** GIVEN INFORMATION follows **

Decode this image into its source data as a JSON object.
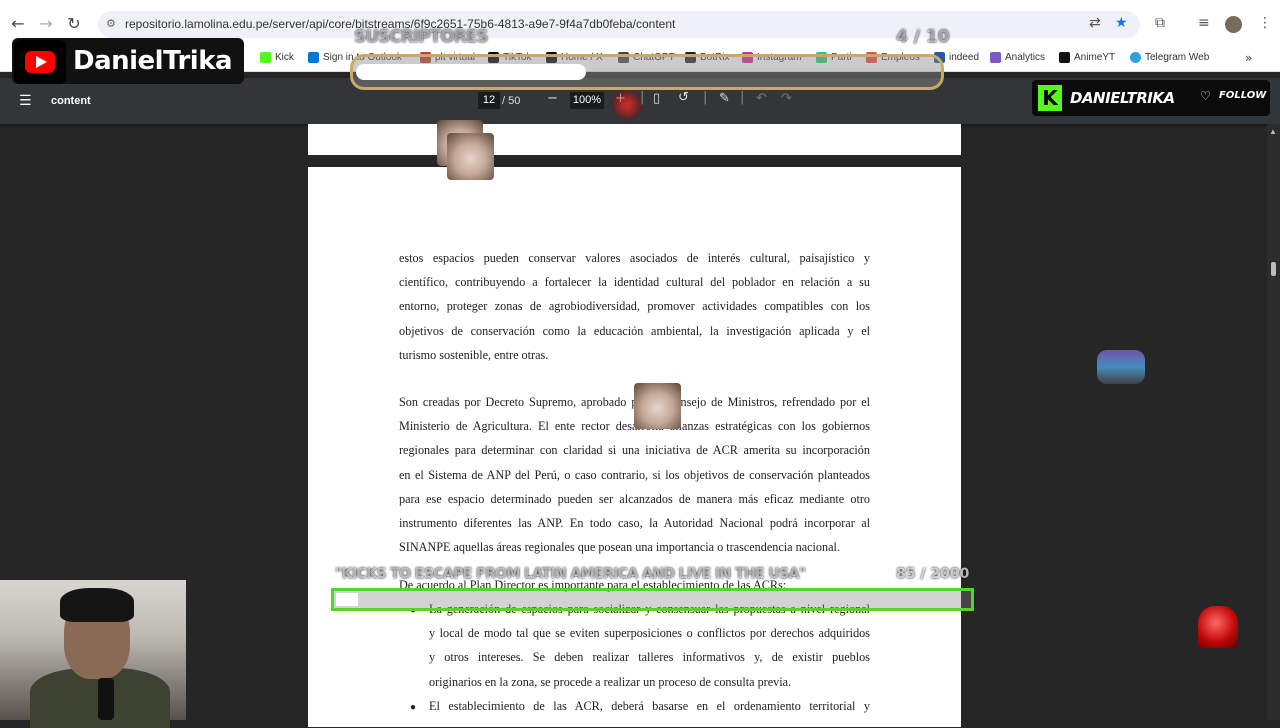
{
  "browser": {
    "url": "repositorio.lamolina.edu.pe/server/api/core/bitstreams/6f9c2651-75b6-4813-a9e7-9f4a7db0feba/content",
    "bookmarks": [
      {
        "label": "Kick",
        "color": "#53fc18"
      },
      {
        "label": "Sign in to Outlook",
        "color": "#0078d4"
      },
      {
        "label": "plt virtual",
        "color": "#c0392b"
      },
      {
        "label": "TikTok",
        "color": "#000000"
      },
      {
        "label": "Home / X",
        "color": "#000000"
      },
      {
        "label": "ChatGPT",
        "color": "#444444"
      },
      {
        "label": "BotRix",
        "color": "#222222"
      },
      {
        "label": "Instagram",
        "color": "#d6249f"
      },
      {
        "label": "Parti",
        "color": "#2ecc71"
      },
      {
        "label": "Empleos",
        "color": "#e74c3c"
      },
      {
        "label": "indeed",
        "color": "#2557a7"
      },
      {
        "label": "Analytics",
        "color": "#7e57c2"
      },
      {
        "label": "AnimeYT",
        "color": "#111111"
      },
      {
        "label": "Telegram Web",
        "color": "#2aa3df"
      }
    ]
  },
  "pdf": {
    "title": "content",
    "current_page": "12",
    "total_pages": "/ 50",
    "zoom": "100%",
    "paragraphs": {
      "p1": [
        "estos espacios pueden conservar valores asociados de interés cultural, paisajístico y",
        "científico, contribuyendo a fortalecer la identidad cultural del poblador en relación a su",
        "entorno, proteger zonas de agrobiodiversidad, promover actividades compatibles con los",
        "objetivos de conservación como la educación ambiental, la investigación aplicada y el",
        "turismo sostenible, entre otras."
      ],
      "p2": [
        "Son creadas por Decreto Supremo, aprobado por el Consejo de Ministros, refrendado por el",
        "Ministerio de Agricultura. El ente rector desarrolla alianzas estratégicas con los gobiernos",
        "regionales para determinar con claridad si una iniciativa de ACR amerita su incorporación",
        "en el Sistema de ANP del Perú, o caso contrario, si los objetivos de conservación planteados",
        "para ese espacio determinado pueden ser alcanzados de manera más eficaz mediante otro",
        "instrumento diferentes las ANP. En todo caso, la Autoridad Nacional podrá incorporar al",
        "SINANPE aquellas áreas regionales que posean una importancia o trascendencia nacional."
      ],
      "p3": "De acuerdo al Plan Director es importante para el establecimiento de las ACRs:",
      "bullet1": [
        "La generación de espacios para socializar y consensuar las propuestas a nivel regional",
        "y local de modo tal que se eviten superposiciones o conflictos por derechos adquiridos",
        "y otros intereses. Se deben realizar talleres informativos y, de existir pueblos",
        "originarios en la zona, se procede a realizar un proceso de consulta previa."
      ],
      "bullet2": "El establecimiento de las ACR, deberá basarse en el ordenamiento territorial y"
    }
  },
  "overlay": {
    "youtube_name": "DanielTrika",
    "sub_goal_label": "SUSCRIPTORES",
    "sub_goal_count": "4 / 10",
    "kick_name": "DANIELTRIKA",
    "kick_follow": "FOLLOW",
    "goal2_label": "\"KICKS TO ESCAPE FROM LATIN AMERICA AND LIVE IN THE USA\"",
    "goal2_count": "85 / 2000"
  }
}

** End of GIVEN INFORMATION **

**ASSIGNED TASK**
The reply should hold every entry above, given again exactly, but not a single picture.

**ANSWER SECTION**
Decode this image into its source data as a JSON object.
{
  "browser": {
    "url": "repositorio.lamolina.edu.pe/server/api/core/bitstreams/6f9c2651-75b6-4813-a9e7-9f4a7db0feba/content",
    "bookmarks": [
      {
        "label": "Kick",
        "color": "#53fc18"
      },
      {
        "label": "Sign in to Outlook",
        "color": "#0078d4"
      },
      {
        "label": "plt virtual",
        "color": "#c0392b"
      },
      {
        "label": "TikTok",
        "color": "#000000"
      },
      {
        "label": "Home / X",
        "color": "#000000"
      },
      {
        "label": "ChatGPT",
        "color": "#444444"
      },
      {
        "label": "BotRix",
        "color": "#222222"
      },
      {
        "label": "Instagram",
        "color": "#d6249f"
      },
      {
        "label": "Parti",
        "color": "#2ecc71"
      },
      {
        "label": "Empleos",
        "color": "#e74c3c"
      },
      {
        "label": "indeed",
        "color": "#2557a7"
      },
      {
        "label": "Analytics",
        "color": "#7e57c2"
      },
      {
        "label": "AnimeYT",
        "color": "#111111"
      },
      {
        "label": "Telegram Web",
        "color": "#2aa3df"
      }
    ]
  },
  "pdf": {
    "title": "content",
    "current_page": "12",
    "total_pages": "/ 50",
    "zoom": "100%",
    "paragraphs": {
      "p1": [
        "estos espacios pueden conservar valores asociados de interés cultural, paisajístico y",
        "científico, contribuyendo a fortalecer la identidad cultural del poblador en relación a su",
        "entorno, proteger zonas de agrobiodiversidad, promover actividades compatibles con los",
        "objetivos de conservación como la educación ambiental, la investigación aplicada y el",
        "turismo sostenible, entre otras."
      ],
      "p2": [
        "Son creadas por Decreto Supremo, aprobado por el Consejo de Ministros, refrendado por el",
        "Ministerio de Agricultura. El ente rector desarrolla alianzas estratégicas con los gobiernos",
        "regionales para determinar con claridad si una iniciativa de ACR amerita su incorporación",
        "en el Sistema de ANP del Perú, o caso contrario, si los objetivos de conservación planteados",
        "para ese espacio determinado pueden ser alcanzados de manera más eficaz mediante otro",
        "instrumento diferentes las ANP. En todo caso, la Autoridad Nacional podrá incorporar al",
        "SINANPE aquellas áreas regionales que posean una importancia o trascendencia nacional."
      ],
      "p3": "De acuerdo al Plan Director es importante para el establecimiento de las ACRs:",
      "bullet1": [
        "La generación de espacios para socializar y consensuar las propuestas a nivel regional",
        "y local de modo tal que se eviten superposiciones o conflictos por derechos adquiridos",
        "y otros intereses. Se deben realizar talleres informativos y, de existir pueblos",
        "originarios en la zona, se procede a realizar un proceso de consulta previa."
      ],
      "bullet2": "El establecimiento de las ACR, deberá basarse en el ordenamiento territorial y"
    }
  },
  "overlay": {
    "youtube_name": "DanielTrika",
    "sub_goal_label": "SUSCRIPTORES",
    "sub_goal_count": "4 / 10",
    "kick_name": "DANIELTRIKA",
    "kick_follow": "FOLLOW",
    "goal2_label": "\"KICKS TO ESCAPE FROM LATIN AMERICA AND LIVE IN THE USA\"",
    "goal2_count": "85 / 2000"
  }
}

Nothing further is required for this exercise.